• _Problem statement_:
Your task is to repeat the data exactly, every line of it.

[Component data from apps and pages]
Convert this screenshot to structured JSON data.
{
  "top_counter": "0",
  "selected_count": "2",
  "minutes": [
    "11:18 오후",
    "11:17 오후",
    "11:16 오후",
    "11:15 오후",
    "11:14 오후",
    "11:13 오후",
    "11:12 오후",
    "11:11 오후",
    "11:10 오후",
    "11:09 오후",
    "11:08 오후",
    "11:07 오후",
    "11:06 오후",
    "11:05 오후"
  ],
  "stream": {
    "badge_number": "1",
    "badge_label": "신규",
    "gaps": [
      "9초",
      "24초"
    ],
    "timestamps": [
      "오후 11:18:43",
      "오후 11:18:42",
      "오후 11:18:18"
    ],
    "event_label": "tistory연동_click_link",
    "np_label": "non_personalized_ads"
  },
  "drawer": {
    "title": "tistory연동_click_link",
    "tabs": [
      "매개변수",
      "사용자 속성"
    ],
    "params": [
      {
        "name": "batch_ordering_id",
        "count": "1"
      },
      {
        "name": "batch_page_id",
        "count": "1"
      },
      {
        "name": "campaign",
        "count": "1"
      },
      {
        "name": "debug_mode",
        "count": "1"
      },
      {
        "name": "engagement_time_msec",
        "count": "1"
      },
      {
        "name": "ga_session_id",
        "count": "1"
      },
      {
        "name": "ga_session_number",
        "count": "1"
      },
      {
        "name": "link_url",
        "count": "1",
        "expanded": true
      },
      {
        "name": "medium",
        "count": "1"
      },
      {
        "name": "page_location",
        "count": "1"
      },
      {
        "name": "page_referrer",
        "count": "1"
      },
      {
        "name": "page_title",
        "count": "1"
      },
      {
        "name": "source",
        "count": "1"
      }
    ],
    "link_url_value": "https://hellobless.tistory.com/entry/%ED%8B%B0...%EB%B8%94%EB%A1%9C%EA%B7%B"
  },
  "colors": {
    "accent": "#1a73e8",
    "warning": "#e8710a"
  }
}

• _Written solution_:
Convert this screenshot to structured JSON data.
{
  "top_counter": "0",
  "selected_count": "2",
  "minutes": [
    "11:18 오후",
    "11:17 오후",
    "11:16 오후",
    "11:15 오후",
    "11:14 오후",
    "11:13 오후",
    "11:12 오후",
    "11:11 오후",
    "11:10 오후",
    "11:09 오후",
    "11:08 오후",
    "11:07 오후",
    "11:06 오후",
    "11:05 오후"
  ],
  "stream": {
    "badge_number": "1",
    "badge_label": "신규",
    "gaps": [
      "9초",
      "24초"
    ],
    "timestamps": [
      "오후 11:18:43",
      "오후 11:18:42",
      "오후 11:18:18"
    ],
    "event_label": "tistory연동_click_link",
    "np_label": "non_personalized_ads"
  },
  "drawer": {
    "title": "tistory연동_click_link",
    "tabs": [
      "매개변수",
      "사용자 속성"
    ],
    "params": [
      {
        "name": "batch_ordering_id",
        "count": "1"
      },
      {
        "name": "batch_page_id",
        "count": "1"
      },
      {
        "name": "campaign",
        "count": "1"
      },
      {
        "name": "debug_mode",
        "count": "1"
      },
      {
        "name": "engagement_time_msec",
        "count": "1"
      },
      {
        "name": "ga_session_id",
        "count": "1"
      },
      {
        "name": "ga_session_number",
        "count": "1"
      },
      {
        "name": "link_url",
        "count": "1",
        "expanded": true
      },
      {
        "name": "medium",
        "count": "1"
      },
      {
        "name": "page_location",
        "count": "1"
      },
      {
        "name": "page_referrer",
        "count": "1"
      },
      {
        "name": "page_title",
        "count": "1"
      },
      {
        "name": "source",
        "count": "1"
      }
    ],
    "link_url_value": "https://hellobless.tistory.com/entry/%ED%8B%B0...%EB%B8%94%EB%A1%9C%EA%B7%B"
  },
  "colors": {
    "accent": "#1a73e8",
    "warning": "#e8710a"
  }
}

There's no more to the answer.